//---------------------------------------------------------------------------

#include <iostream>

using namespace std;

//---------------------------------------------------------------------------



int main(int argc, char* argv[])

{

    double A;



    cout << "Type a double-precision number: ";

    cin >> A;



    cout << "\nThe value you typed is: " << A;



    

    

    return 0;

}

//---------------------------------------------------------------------------

In the same way, you can write an overloaded version of the input operator. Its syntax would be: operator>>(). The class used to request values from the console is istream. To apply this operator, you should pass both an istream object and an instane of the class whose variables you want to request. Following the same logic applied to the output operator, the function would be declared as follows:

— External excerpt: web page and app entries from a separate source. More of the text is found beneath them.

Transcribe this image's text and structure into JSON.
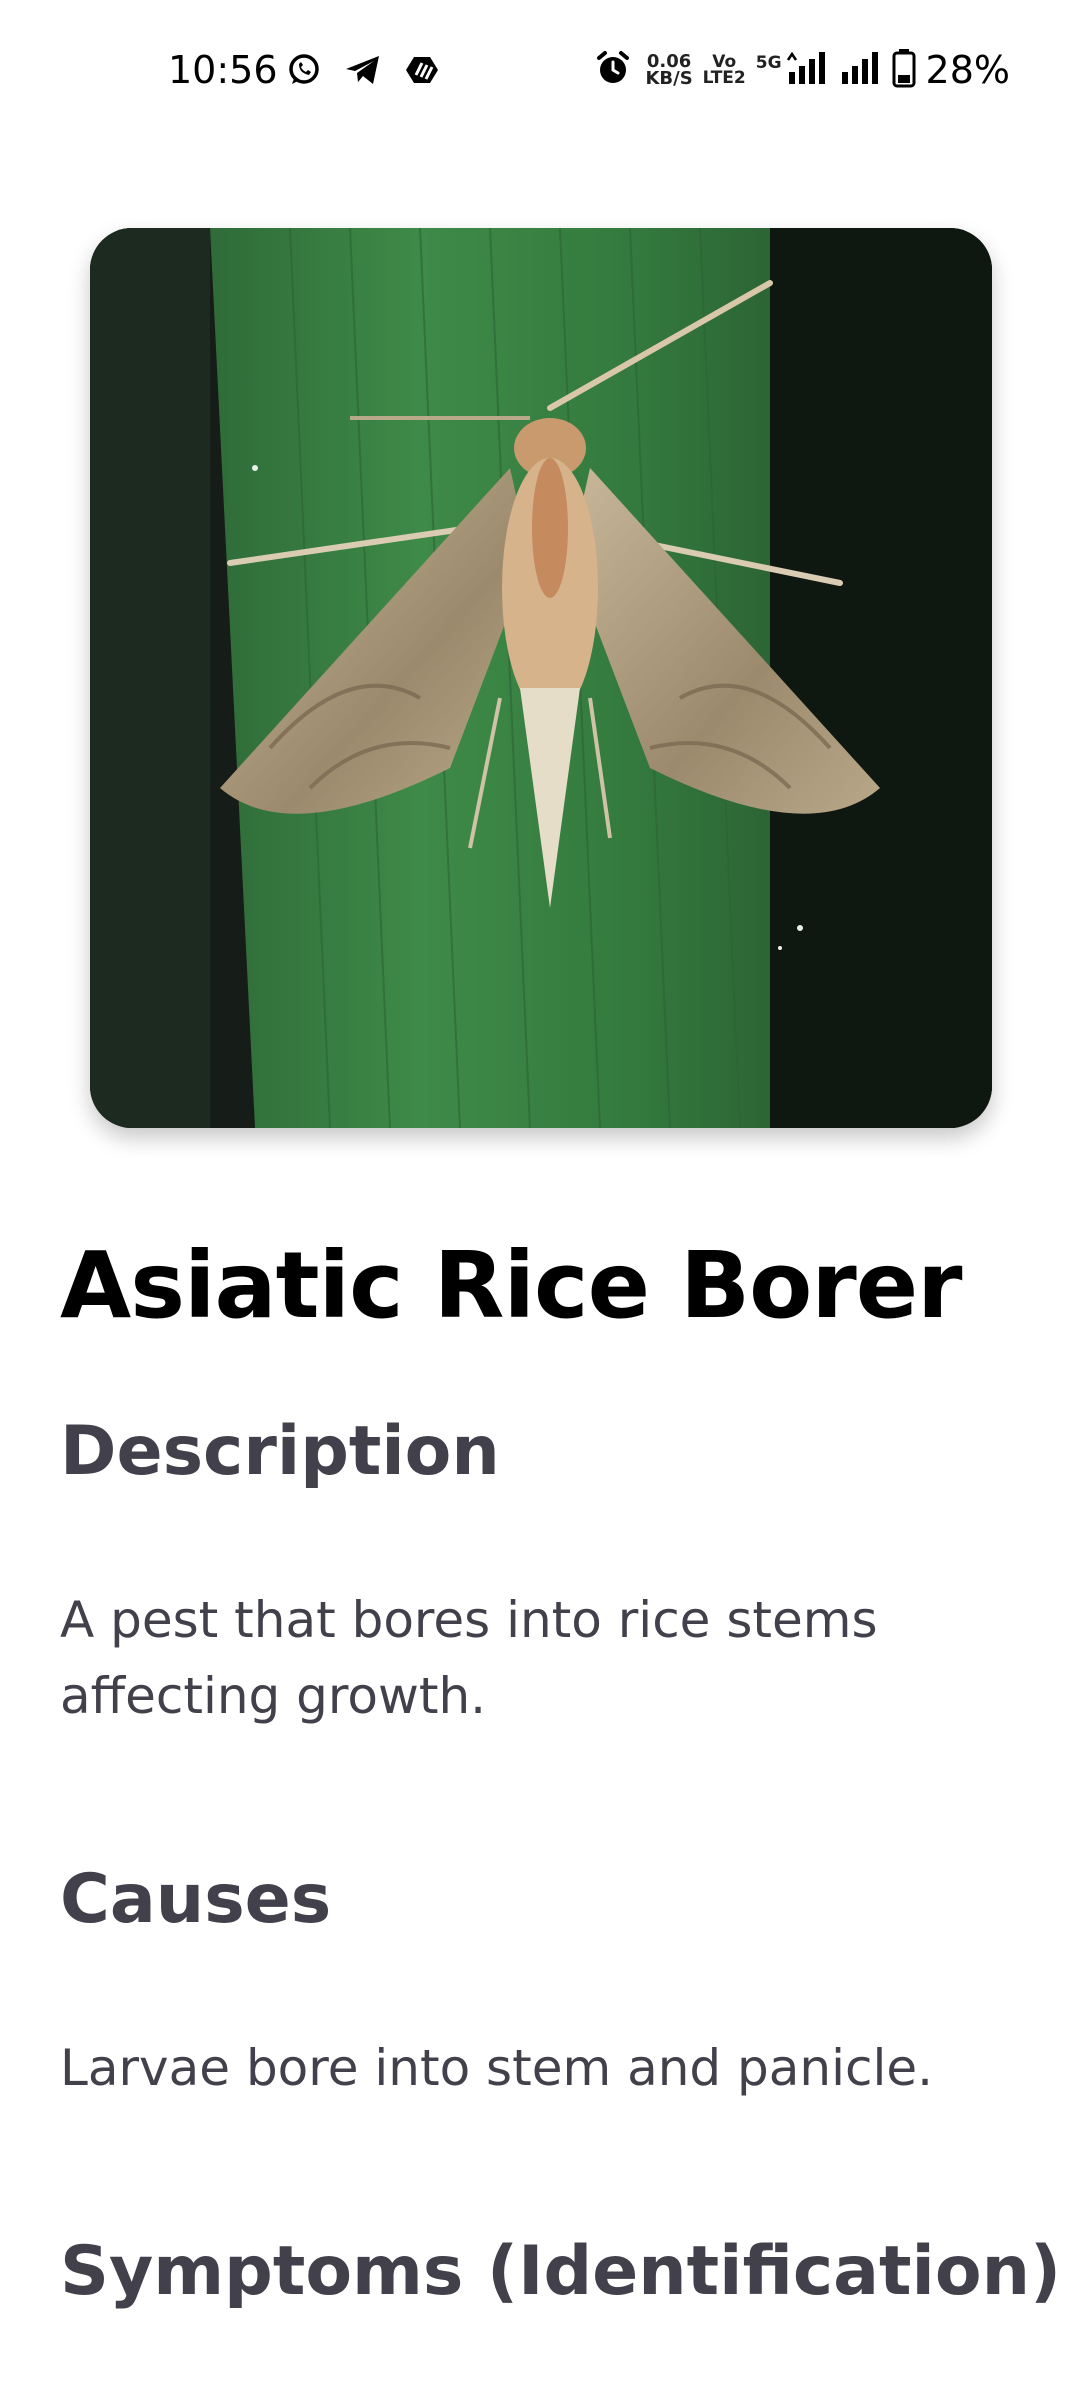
{
  "status_bar": {
    "time": "10:56",
    "left_icons": [
      "whatsapp-icon",
      "telegram-icon",
      "app-notification-icon"
    ],
    "alarm_icon": "alarm-icon",
    "net_speed_value": "0.06",
    "net_speed_unit": "KB/S",
    "volte_top": "Vo",
    "volte_bottom": "LTE2",
    "network_type": "5G",
    "battery": "28%"
  },
  "pest": {
    "image_alt": "Asiatic rice borer moth on a rice leaf",
    "name": "Asiatic Rice Borer",
    "sections": [
      {
        "heading": "Description",
        "text": "A pest that bores into rice stems affecting growth."
      },
      {
        "heading": "Causes",
        "text": "Larvae bore into stem and panicle."
      },
      {
        "heading": "Symptoms (Identification)",
        "text": ""
      }
    ]
  }
}
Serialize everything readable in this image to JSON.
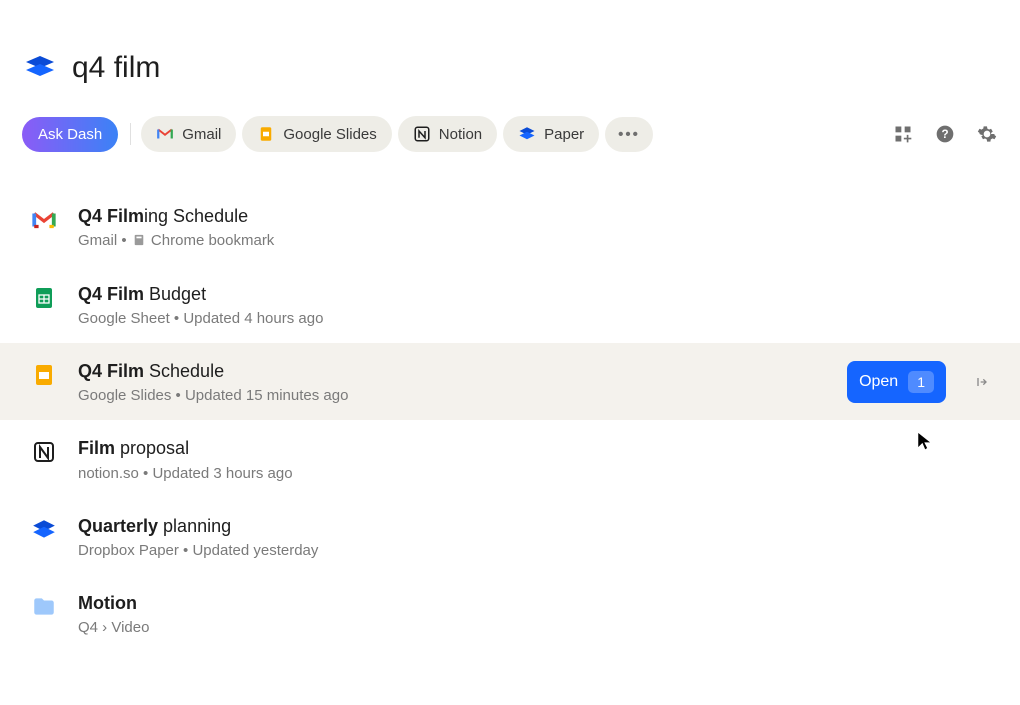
{
  "search_query": "q4 film",
  "ask_dash_label": "Ask Dash",
  "filters": {
    "gmail": "Gmail",
    "google_slides": "Google Slides",
    "notion": "Notion",
    "paper": "Paper"
  },
  "results": [
    {
      "title_bold": "Q4 Film",
      "title_rest": "ing Schedule",
      "meta_prefix": "Gmail • ",
      "meta_suffix": " Chrome bookmark"
    },
    {
      "title_bold": "Q4 Film",
      "title_rest": " Budget",
      "meta": "Google Sheet • Updated 4 hours ago"
    },
    {
      "title_bold": "Q4 Film",
      "title_rest": " Schedule",
      "meta": "Google Slides • Updated 15 minutes ago"
    },
    {
      "title_bold": "Film",
      "title_rest": " proposal",
      "meta": "notion.so • Updated 3 hours ago"
    },
    {
      "title_bold": "Quarterly",
      "title_rest": " planning",
      "meta": "Dropbox Paper • Updated yesterday"
    },
    {
      "title_bold": "Motion",
      "title_rest": "",
      "meta": "Q4  ›  Video"
    }
  ],
  "open_button": {
    "label": "Open",
    "badge": "1"
  }
}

//---------------------------------------------------------------------------

#ifndef RectangleH

#define RectangleH

#include <iostream>

//---------------------------------------------------------------------------

class TRectangle

{

    friend ostream& operator<<(ostream& Ostr, const TRectangle& Rect);

    friend istream& operator>>(istream& Istr, TRectangle& Rect);

    . . .

public:

    . . .

private:

    . . .

};

//---------------------------------------------------------------------------

#endif

When implementing this function, you will define how data input for the class will be processed, what to display and what to retrieve. Here is an example for our TRectangle class:

//---------------------------------------------------------------------------

istream& operator>>(istream& Istr, TRectangle& R)

{

    cout << "Length: ";

    Istr >> R.Length;

    cout << "Height: ";

    Istr >> R.Height;



    return Istr;

}

//---------------------------------------------------------------------------

Now the cin >> operator can use an instance of your class the same way it would request the value of a regular variable. The cout and cin as defined can be called from any function. Here is an example:

//---------------------------------------------------------------------------

#include <iostream>

using namespace std;

#include "Rectangle.h"

//---------------------------------------------------------------------------

void Properties(const TRectangle& R)

{

    cout << R;



    cout << "\nPerimeter: " << R.Perimeter();

    cout << "\nArea: " << R.Area();

}

//---------------------------------------------------------------------------

int main(int argc, char* argv[])

{

    TRectangle Rect;



    cout << "Enter the dimensions of the rectangle\n";

    cin >> Rect;



    cout << "\nPropeties of the rectangle\n";

    Properties(Rect);



    

    

    return 0;

}

//---------------------------------------------------------------------------

 

 
 

Previous Copyright © 2000-2005 FunctionX, Inc. Next